As we age our foot structure and function is influenced by individual physiology, foot and limb mechanics, systemic pathology, and familial traits; but it is only women who are impacted by a natural change in hormone levels in mid-life.
In this article I will focus on:
- Menopause as a three-stage process and the associated hormonal changes
- The impact of menopause for women
- The effect of oestrogen on musculoskeletal tissues
- Quality of life and foot health related to menopause
- A ‘new beginning’ for hormone replacement therapy (HRT).
More on menopause
Menopause is commonly referred to as ‘the change of life’. It might be considered as an ‘end’ in relation to reproductive life but currently the focus is on menopause as a ‘new beginning’. The average age of menopause is 51 but the age range for naturally occurring menopause is 45-55 years, with some women experiencing menopause in their 60s. There are exceptions to this, such as premature menopause or premature ovarian insufficiency which may occur before the age of 40 due to natural ovarian function ceasing, following surgery to remove the ovaries, or as a result of cancer treatments.
Menopause is considered to be a three-stage process, marked by a decline in sex hormone levels:
- Perimenopause refers to the eight to ten years before menopause when oestrogen levels generally decline in an irregular fashion.
- Menopause refers to the time when menstrual periods have stopped for at least a year - progesterone production ceases after the final menstrual period.
- Postmenopause begins 12 months after menstrual periods have ceased - testosterone production declines with ageing but continues after menopause.
The impact of menopause
The impact of menopause for women varies widely but it is understood to be an inevitable part of the ageing process. Symptoms which women commonly associate with menopause are hot flushes, sweats, mood changes, disrupted sleep, lack of energy, loss of libido, menstrual irregularity and weight gain.

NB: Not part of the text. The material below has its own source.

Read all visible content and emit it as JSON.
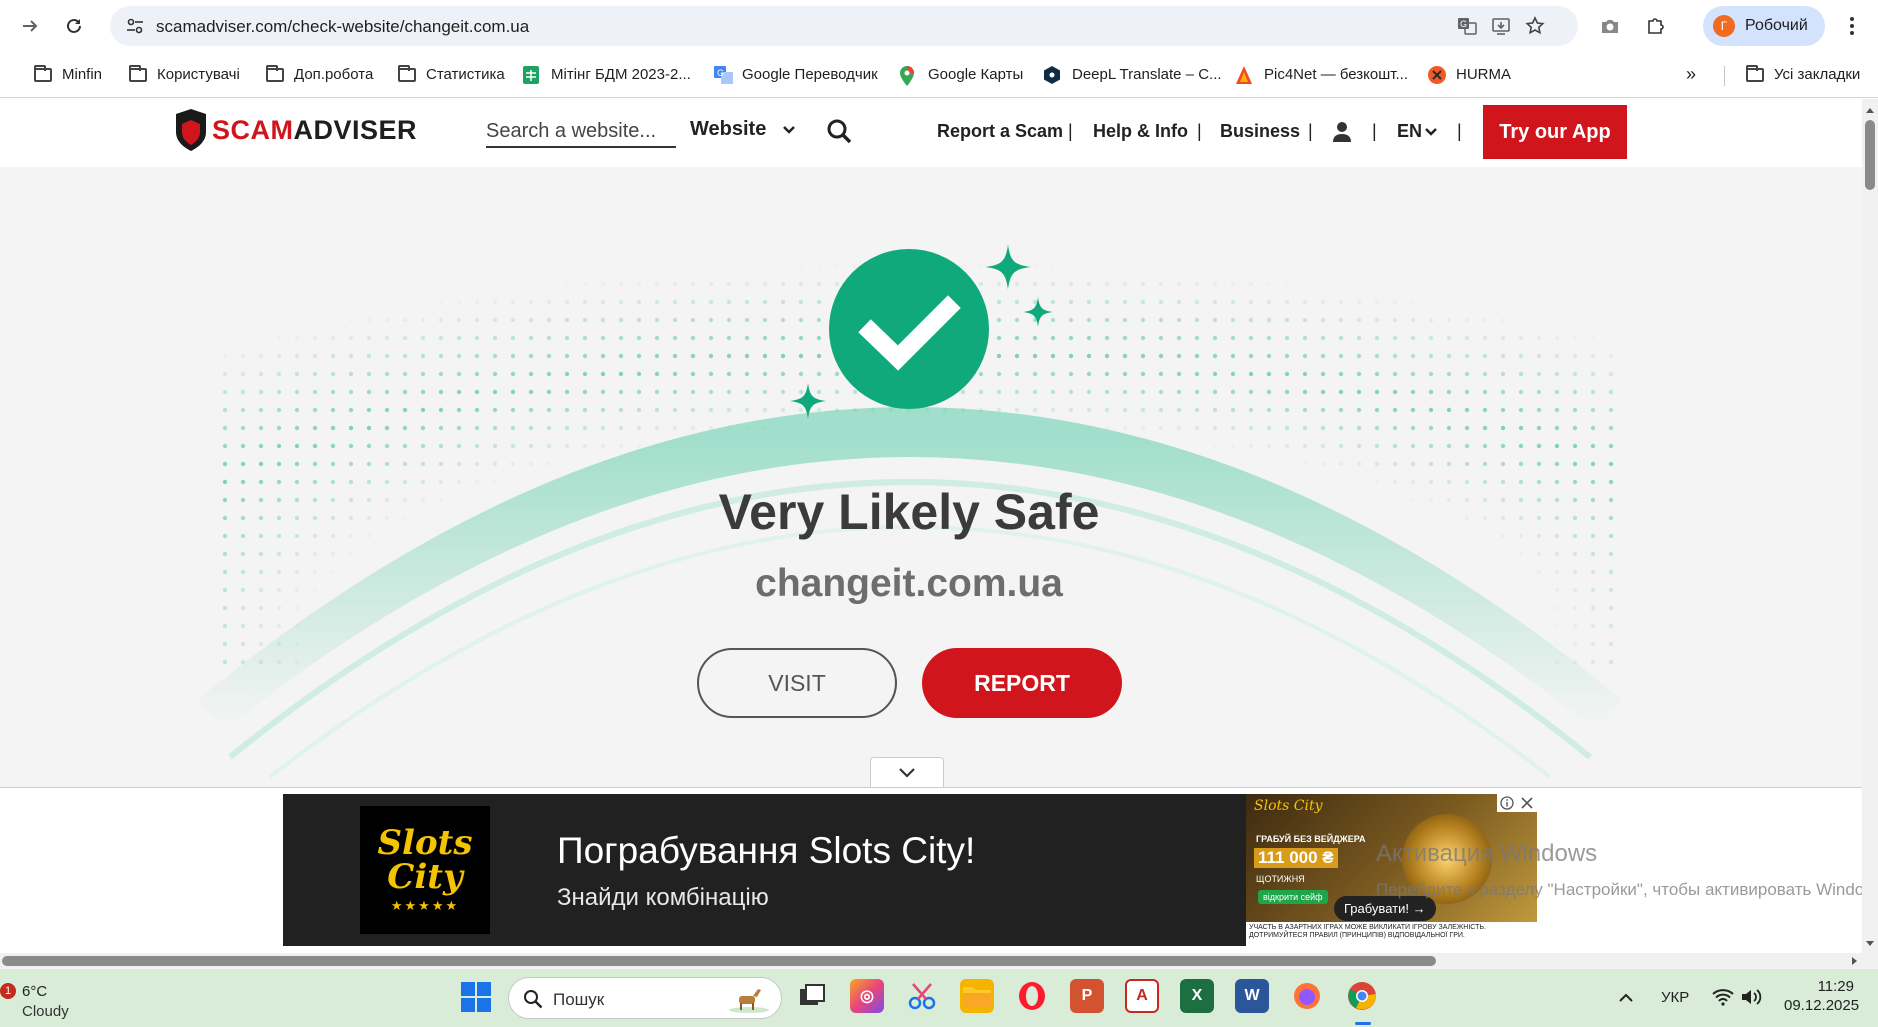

The longer-term impacts of menopause, however, appear to be less well understood by women for example, osteoporosis and cardiovascular disease.1 This is important to understand because the two leading causes of ‘non-fatal burden of disease’ for women aged 45-64 years are ‘other musculoskeletal’ (11%); and ‘back pain and problems’ (9.3%).